Addressing an Unmet Need in the Community
In my recovery, I realized that there was a critical gap in the recovery model of our mental health system. At that time, there were no current and accessible journals of information and education for individuals and families that addressed the nature of mental illnesses, treatment options, coping strategies, community resources and support systems that could be regularly provided to those who need it most. Sadly, outside of the few hours a day that I and other patients were involved in treatment, nobody had found a way to reach us where we lived. It was sad to think that patients were spending most of their time in a lonely apartment where they were isolated and highly vulnerable, as I had been. In addition, most families were at a loss as to what to do and where to go for help for their loved ones.
I knew this was wrong and set out to change the way people learn about mental illness and our mental health community. I imagined that this lack of mental health education probably existed in communities near and far, and that the community would welcome a solution. I was right.
In 1999, motivated by my personal experience and a desire for something better, I set out to address this unmet need to improve the lives of consumers living with mental illness and their families. With the help of many wonderful and supportive leaders in the mental health community, I created a quarterly newspaper in 1999 called Mental Health News, which in 2013 became Behavioral Health News. Behavioral Health News serves as a source of information, education, advocacy and resources for the mental health and substance use communities, reaching out to people struggling with substance use disorders as well as mental illness. For over 20 years, Behavioral Health News has grown to be an award-winning publication in print and online with a readership of over 200,000 made up of individuals, families, treatment professionals, and service providers.

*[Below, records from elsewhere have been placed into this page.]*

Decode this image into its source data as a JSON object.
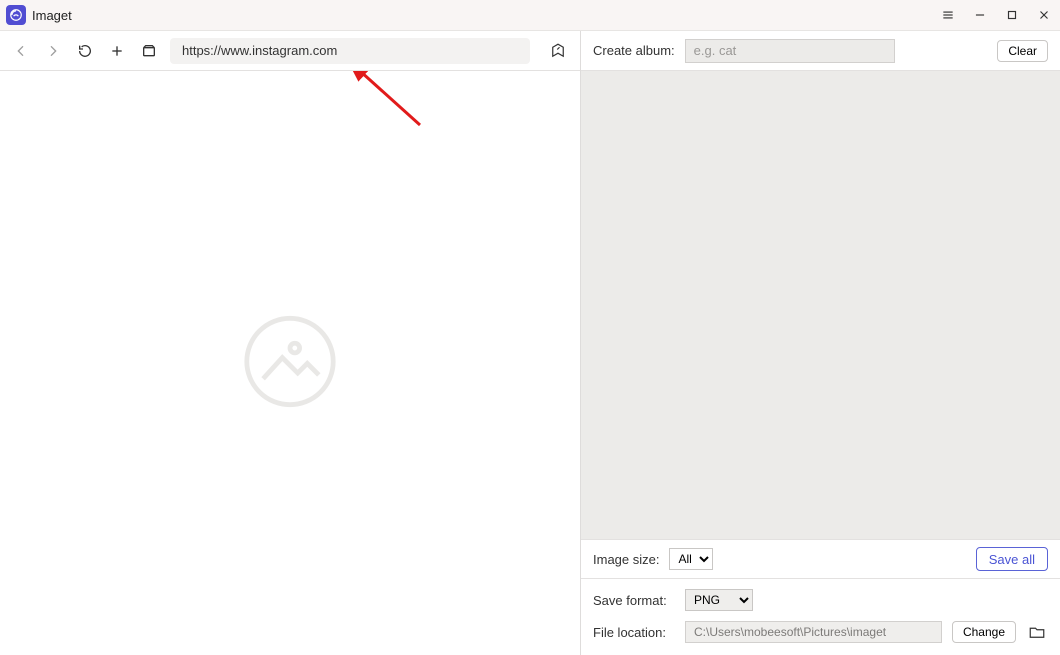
{
  "titlebar": {
    "app_name": "Imaget"
  },
  "left": {
    "url_value": "https://www.instagram.com"
  },
  "right": {
    "create_album_label": "Create album:",
    "create_album_placeholder": "e.g. cat",
    "clear_label": "Clear",
    "image_size_label": "Image size:",
    "image_size_value": "All",
    "save_all_label": "Save all",
    "save_format_label": "Save format:",
    "save_format_value": "PNG",
    "file_location_label": "File location:",
    "file_location_value": "C:\\Users\\mobeesoft\\Pictures\\imaget",
    "change_label": "Change"
  },
  "annotation": {
    "color": "#e11b1b"
  }
}
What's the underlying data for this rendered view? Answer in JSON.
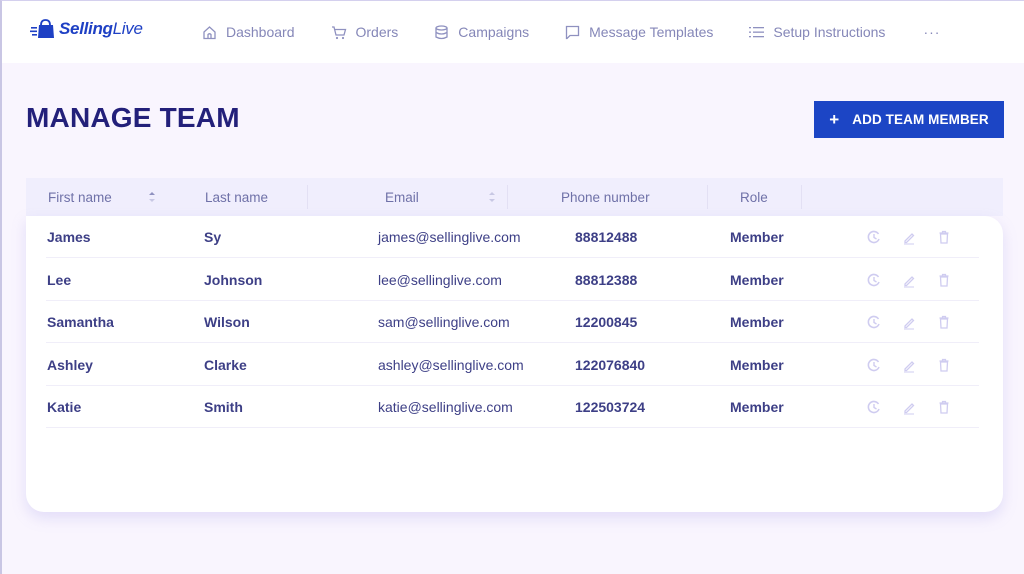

In the fall of 2008, we premiered a new publication called Autism Spectrum News to provide vital science-based information, education, advocacy and resources to the rapidly growing autism community. In the award-winning tradition of our organization, Autism Spectrum News has become a must-read for families, consumers, treatment professionals and service providers throughout the autism community with a readership of over 200,000 in print, online, and across social media channels.
Improving Lives Together
My greatest joy came when my son, David Minot, joined me as my Associate Director and publisher of Autism Spectrum News. David grew up in the extremely difficult shadow of my ten-year battle with mental illness. To know that he now shares my vision to provide behavioral health and autism education to the community is truly a story of our survival, and provides hope to many people who are traveling the same difficult road that David and I traveled together so many years ago.
And me? I guess you could say that my life has gone from the depths of despair to a mission of advocacy. Incredibly, my life is fuller now than it ever was before my illness began. I take great pride in knowing that we are providing a means to help people find their way through the difficult maze of mental illness, substance use disorders and autism spectrum disorders, and that we are succeeding in our mission to improve lives through education.
Good luck in your recovery and always remember to never give up – no matter what difficulties you may face.
Ira H. Minot, LMSW, is the Founder and Executive Director of Mental Health News Education, Inc. and Publisher, Behavioral Health News. For more information, email email@example.com.
As a nonprofit organization, Behavioral Health News relies on the generosity of donations from our readers. If you are interested in improving lives through mental health and substance use disorder education, please consider supporting Behavioral Health News by making a donation.